**Exercise material**

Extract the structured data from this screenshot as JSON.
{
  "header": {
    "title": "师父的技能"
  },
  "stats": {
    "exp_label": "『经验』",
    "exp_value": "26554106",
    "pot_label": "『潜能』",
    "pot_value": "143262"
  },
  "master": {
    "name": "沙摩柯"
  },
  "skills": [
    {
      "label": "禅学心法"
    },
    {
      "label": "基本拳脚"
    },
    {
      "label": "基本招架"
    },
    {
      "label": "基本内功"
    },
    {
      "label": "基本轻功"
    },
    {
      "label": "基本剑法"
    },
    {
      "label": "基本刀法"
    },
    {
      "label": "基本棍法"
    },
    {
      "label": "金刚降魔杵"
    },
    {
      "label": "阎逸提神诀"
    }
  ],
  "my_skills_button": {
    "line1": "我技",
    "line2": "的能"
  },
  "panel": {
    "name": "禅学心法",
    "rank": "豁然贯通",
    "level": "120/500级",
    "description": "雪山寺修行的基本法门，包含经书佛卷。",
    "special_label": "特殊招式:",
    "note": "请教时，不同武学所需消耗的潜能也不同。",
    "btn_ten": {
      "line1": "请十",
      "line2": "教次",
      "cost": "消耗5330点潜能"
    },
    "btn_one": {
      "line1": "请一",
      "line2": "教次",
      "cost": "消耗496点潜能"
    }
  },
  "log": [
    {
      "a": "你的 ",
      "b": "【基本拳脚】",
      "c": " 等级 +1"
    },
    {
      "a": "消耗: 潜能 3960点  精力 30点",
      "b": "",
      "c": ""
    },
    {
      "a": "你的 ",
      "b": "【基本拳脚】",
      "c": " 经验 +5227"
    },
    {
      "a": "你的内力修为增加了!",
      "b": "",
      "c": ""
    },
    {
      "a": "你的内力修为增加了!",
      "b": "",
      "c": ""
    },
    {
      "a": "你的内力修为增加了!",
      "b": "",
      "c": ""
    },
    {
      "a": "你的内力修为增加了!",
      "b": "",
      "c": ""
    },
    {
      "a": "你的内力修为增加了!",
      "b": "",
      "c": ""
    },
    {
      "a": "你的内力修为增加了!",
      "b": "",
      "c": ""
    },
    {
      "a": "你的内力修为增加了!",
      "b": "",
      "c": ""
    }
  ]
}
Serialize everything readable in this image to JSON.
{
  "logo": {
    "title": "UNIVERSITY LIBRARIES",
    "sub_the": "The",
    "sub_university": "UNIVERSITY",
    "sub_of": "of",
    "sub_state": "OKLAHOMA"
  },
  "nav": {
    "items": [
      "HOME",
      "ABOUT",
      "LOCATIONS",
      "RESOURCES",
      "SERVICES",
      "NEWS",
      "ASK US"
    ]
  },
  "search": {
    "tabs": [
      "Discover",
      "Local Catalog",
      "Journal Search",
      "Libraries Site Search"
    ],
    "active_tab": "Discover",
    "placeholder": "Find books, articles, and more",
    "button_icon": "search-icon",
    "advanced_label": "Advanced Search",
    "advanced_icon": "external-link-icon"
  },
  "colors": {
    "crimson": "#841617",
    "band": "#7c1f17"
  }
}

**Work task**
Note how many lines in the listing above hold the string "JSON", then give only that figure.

**Exercise answer**
2